What is David Montgomery’s Injury Outlook?
Montgomery injured his knee in Week 4. At first, some feared it was a torn ACL. Instead, it turned out to be a sprain. The original prognosis offered a 4-5 week recovery period. That would have put him back in uniform as early as today. Clearly, that did not happen. Next week, Chicago travels to Pittsburgh before heading on a Week 10 bye.
As my colleague Jason Katz pointed out a few weeks ago, “we can reasonably project [Chicago] to hold Montgomery out through then to give him that extra week of rest and have him ready to go in Week 11.” With Herbert stepping up in Montgomery’s absence, Katz’s original outlook holds up well.
The Bears have a brutal post-bye schedule that includes the Ravens, Cardinals, Packers, and Vikings (twice), not to mention a likely Russell Wilson-led Seahawks squad. Their best shot at the postseason entails having Montgomery healthy and active.
What is David Montgomery’s Fantasy Outlook?
Montgomery’s fantasy value continues to grow murkier. On one hand, Herbert won’t displace him atop the depth chart. That’s simply not in the cards — unless Montgomery’s injury somehow lingers and hampers him. But there should be some concern among fantasy managers that Montgomery won’t enjoy the 18-20 touches per game we’ve grown accustomed to.
In fact, the biggest concern was highlighted before his injury, as Montgomery caught only 6 balls on a mere 9 targets in his first four games. That was a far cry from last year’s 54 catches on 68 targets in 15 games. Damien Williams (8 receptions on 10 targets through Week 4) could be blamed for cutting into Montgomery’s aerial usage. Montgomery benefited last year when the reception-friendly Tarik Cohen missed most of the season. In hindsight, it’s easy to see why Williams cut into Montgomery’s ceiling.
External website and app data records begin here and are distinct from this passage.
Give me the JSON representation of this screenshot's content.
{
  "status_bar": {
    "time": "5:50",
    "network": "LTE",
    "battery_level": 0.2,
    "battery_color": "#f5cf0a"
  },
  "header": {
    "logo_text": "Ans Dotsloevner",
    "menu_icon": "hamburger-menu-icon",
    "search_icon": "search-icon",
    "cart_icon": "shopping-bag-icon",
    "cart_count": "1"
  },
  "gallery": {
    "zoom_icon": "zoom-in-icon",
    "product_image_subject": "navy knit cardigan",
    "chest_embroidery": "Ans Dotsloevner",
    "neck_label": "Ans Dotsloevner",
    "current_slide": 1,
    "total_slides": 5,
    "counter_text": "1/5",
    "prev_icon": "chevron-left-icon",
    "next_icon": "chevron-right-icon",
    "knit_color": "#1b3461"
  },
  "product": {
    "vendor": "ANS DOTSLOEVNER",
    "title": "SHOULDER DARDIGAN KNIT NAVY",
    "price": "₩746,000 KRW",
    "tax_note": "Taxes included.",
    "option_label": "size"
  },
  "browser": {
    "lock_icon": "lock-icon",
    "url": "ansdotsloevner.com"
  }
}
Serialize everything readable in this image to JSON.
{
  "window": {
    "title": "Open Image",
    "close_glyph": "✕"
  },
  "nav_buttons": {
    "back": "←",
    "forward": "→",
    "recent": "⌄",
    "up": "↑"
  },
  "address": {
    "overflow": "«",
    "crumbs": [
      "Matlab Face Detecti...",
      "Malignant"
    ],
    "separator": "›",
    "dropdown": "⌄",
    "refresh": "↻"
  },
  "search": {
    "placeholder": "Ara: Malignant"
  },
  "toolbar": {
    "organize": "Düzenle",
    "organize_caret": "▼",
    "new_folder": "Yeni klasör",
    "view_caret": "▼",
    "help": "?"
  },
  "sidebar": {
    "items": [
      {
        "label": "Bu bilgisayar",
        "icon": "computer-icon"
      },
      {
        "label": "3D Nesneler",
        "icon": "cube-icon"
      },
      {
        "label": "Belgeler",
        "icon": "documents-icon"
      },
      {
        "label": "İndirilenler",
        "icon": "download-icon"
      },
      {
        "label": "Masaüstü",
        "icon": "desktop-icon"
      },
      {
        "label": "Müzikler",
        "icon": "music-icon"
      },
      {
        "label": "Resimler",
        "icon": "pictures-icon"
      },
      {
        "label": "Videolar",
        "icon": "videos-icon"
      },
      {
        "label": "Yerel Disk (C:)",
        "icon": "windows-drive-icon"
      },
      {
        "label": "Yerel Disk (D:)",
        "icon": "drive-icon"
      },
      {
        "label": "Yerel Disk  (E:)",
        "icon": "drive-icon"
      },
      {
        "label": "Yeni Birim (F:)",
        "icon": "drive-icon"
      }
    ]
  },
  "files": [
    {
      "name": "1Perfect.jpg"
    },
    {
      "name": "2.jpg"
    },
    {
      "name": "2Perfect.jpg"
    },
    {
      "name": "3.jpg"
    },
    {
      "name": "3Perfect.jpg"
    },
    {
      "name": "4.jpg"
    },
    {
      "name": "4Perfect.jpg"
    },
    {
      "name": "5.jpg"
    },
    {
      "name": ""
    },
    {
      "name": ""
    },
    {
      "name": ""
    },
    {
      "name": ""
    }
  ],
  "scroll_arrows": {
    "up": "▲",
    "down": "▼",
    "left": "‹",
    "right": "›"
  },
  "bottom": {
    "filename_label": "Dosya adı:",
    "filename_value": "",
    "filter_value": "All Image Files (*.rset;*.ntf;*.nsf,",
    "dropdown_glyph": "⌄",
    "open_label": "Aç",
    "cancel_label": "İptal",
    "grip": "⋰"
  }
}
Now, with Herbert clearly taking over as the Bears’ short-term bell cow, we should assume it’s Herbert – not Williams — who will inherit a complementary role when Montgomery returns. The biggest question, then, is whether Herbert will earn a bigger usage share than Williams did earlier this season. The rookie has looked the part, and it’s hard to imagine Chicago giving him only a few touches a game.
If you’ve been rostering Montgomery all this time, there’s no choice but to wait and hope he gets his bell-cow job back — not 14-16 touches, but 20+, including 2-3 receptions per game. Because that’s often the difference between an RB2 and an RB1.